TV 'puts children under three at increased risk of autism'|
LONDON, UK: Allowing children under three to watch television can impair their linguistic and social development and puts them at risk of health problems, a British psychologist told Members of Parliament on April 23.
Dr Aric Sigman said letting young children watch as little as an hour-and-a-half of television a day could put them at increased risk of health problems, including attention-deficit disorder, autism and obesity. The average child in Britain watches up to three times this amount - with the typical 11- to 15-year-old in front of a TV or computer screen seven and a half hours a day.
A growing body of research suggests that putting infants and toddlers before a screen also causes irregular sleep patterns, while a study published last year found that children's resting metabolic rate decreased as the amount of TV they watched soared - meaning that physiological changes compounded the fact that they were not exercising.
Speaking to MPs and peers at a Westminster meeting on April 23, Dr Sigman said: "Between the ages of nought and three, particularly when children are acquiring language, their brains are going through rapid development and are being physically shaped, like a piece of clay, in response to what they are exposed to. It's called structural neuroplasticity. Key stages of development are language acquisition and social skills and if they're displaced at this stage, they may be irreplaceable."
Dr Sigman, an associate fellow of the British Psychological Society and member of the Institute of Biology, said that exposing children to fast-moving images at a very young age for a sustained time might inhibit their ability to sustain attention. And children who were left for long periods with only a screen to interact with, not only had less time to speak to adults but also failed to develop social skills.

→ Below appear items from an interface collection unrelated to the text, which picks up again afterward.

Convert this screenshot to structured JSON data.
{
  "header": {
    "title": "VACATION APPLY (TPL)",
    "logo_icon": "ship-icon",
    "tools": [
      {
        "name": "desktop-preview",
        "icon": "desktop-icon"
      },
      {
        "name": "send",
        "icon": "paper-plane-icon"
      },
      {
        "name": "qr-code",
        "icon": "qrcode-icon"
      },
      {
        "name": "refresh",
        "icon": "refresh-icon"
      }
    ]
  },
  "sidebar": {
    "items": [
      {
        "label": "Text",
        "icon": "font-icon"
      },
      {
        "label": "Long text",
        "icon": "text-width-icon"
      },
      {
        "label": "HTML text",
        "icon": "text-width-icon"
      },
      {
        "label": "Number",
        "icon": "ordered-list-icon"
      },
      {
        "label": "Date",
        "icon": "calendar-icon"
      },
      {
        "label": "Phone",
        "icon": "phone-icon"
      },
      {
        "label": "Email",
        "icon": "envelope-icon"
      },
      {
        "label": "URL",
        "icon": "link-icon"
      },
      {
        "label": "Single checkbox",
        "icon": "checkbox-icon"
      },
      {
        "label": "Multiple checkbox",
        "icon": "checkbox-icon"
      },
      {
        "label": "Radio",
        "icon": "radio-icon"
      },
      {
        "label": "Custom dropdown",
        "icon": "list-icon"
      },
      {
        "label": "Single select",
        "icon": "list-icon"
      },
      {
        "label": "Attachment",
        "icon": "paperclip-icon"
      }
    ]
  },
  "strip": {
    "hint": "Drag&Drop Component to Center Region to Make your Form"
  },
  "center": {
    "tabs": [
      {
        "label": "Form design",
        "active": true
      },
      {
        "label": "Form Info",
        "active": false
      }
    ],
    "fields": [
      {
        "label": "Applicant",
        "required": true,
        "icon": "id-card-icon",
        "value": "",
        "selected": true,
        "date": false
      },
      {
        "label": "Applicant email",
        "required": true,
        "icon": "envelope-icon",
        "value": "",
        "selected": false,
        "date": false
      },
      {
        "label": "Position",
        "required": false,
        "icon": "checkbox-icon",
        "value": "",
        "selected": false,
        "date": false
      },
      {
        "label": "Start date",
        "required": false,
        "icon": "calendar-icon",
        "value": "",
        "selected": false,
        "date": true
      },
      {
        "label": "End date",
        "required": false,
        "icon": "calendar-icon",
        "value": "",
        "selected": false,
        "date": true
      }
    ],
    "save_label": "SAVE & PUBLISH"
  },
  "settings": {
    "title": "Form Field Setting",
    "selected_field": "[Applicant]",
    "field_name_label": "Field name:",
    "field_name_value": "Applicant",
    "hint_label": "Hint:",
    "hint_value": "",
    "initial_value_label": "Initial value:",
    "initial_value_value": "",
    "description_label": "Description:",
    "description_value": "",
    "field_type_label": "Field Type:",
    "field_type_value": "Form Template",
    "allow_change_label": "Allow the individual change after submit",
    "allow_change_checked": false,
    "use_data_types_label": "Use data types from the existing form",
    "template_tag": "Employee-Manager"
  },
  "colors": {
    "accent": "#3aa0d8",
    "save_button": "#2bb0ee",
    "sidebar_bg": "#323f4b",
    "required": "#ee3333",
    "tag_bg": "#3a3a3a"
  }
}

Dr Sigman, who has four children aged between three and 17, criticised programme-makers who said television was educational and the government for not issuing rationing guidelines. He believes children under three should not watch TV, and those between three and seven should watch 30 minutes to an hour a day.
He told MPs at the conference organised by the pressure group, Mediawatch-UK: "I was told by the head of BBC children's TV [Richard Deverell] that TV 'helps children get interested in the outside world.' The world around them gets them interested in the outside world. We are told children need electronic entertainment or they get bored. It is not true. Children have an infinite ability to entertain themselves, which television seems to erode. What children are exposed to under the age of seven, and particularly under the age of three, is of paramount importance. It's really the under threes we're most concerned about and dramatically limiting the amount watched between three and seven."
But Greg Childs, from the Save Kids' TV campaign, insisted it was "unrealistic and unnecessary" to ban television for under threes, and instead efforts should focus on improving the quality of programmes.
"There are plenty of studies that indicate the educational value of programmes for children [and] the socialisation value in the way that they create conversations, rather than destimulate them."
A BBC spokesman said: "We agree that parents should monitor what and how much TV their children watch. The BBC does not make programmes for children younger than two and our pre-school programmes are made with children's development in mind."
A Department for Culture, Media and Sport spokesman said the government had no plans to introduce a recommended "daily allowance" rationing the amount of TV children watch.
One study, conducted by Cornell University in the United States last year, had suggested early exposure to TV could be a trigger for autism.
(Sources: The Guardian, BBC News Online, April 24, 2007)